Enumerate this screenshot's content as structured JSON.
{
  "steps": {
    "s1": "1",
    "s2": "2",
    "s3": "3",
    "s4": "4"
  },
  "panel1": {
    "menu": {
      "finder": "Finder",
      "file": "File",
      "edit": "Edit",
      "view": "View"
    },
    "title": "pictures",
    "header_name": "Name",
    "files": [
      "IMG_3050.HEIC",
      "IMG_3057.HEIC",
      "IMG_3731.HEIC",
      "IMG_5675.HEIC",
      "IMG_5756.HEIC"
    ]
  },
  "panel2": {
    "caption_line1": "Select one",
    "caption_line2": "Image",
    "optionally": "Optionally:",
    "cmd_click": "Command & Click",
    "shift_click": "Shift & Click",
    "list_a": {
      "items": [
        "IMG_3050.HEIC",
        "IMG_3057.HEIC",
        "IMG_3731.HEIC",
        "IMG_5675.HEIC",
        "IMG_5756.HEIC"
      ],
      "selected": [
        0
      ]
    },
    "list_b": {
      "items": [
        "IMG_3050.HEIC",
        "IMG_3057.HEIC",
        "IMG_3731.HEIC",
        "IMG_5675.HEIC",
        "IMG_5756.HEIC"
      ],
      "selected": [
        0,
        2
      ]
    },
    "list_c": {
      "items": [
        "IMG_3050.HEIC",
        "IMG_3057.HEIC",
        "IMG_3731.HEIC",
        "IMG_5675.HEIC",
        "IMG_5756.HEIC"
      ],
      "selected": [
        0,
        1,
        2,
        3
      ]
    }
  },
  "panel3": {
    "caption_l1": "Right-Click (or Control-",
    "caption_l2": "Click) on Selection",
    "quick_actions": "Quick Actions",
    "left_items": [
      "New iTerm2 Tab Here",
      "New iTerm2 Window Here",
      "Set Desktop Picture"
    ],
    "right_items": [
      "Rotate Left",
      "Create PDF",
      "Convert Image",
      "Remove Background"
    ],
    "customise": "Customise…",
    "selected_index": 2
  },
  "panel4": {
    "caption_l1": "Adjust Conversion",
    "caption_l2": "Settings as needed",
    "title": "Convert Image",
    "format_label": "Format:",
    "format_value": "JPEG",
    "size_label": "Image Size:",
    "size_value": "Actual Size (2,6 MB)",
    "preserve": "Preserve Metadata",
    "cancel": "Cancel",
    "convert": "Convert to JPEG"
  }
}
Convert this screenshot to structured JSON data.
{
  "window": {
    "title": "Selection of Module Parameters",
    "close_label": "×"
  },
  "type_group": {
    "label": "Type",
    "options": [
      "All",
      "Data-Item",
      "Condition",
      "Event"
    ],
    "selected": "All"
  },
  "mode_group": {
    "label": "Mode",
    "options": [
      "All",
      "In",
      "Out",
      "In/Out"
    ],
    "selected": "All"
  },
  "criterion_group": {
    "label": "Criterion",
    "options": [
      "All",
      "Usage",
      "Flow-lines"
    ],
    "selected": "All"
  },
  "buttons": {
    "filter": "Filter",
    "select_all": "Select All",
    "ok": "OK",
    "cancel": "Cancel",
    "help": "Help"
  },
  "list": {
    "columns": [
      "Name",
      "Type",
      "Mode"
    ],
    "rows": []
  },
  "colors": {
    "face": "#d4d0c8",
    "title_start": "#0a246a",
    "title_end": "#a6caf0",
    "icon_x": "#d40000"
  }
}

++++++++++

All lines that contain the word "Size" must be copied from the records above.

● **EXPECTED OUTPUT**:
    "size_label": "Image Size:",
    "size_value": "Actual Size (2,6 MB)",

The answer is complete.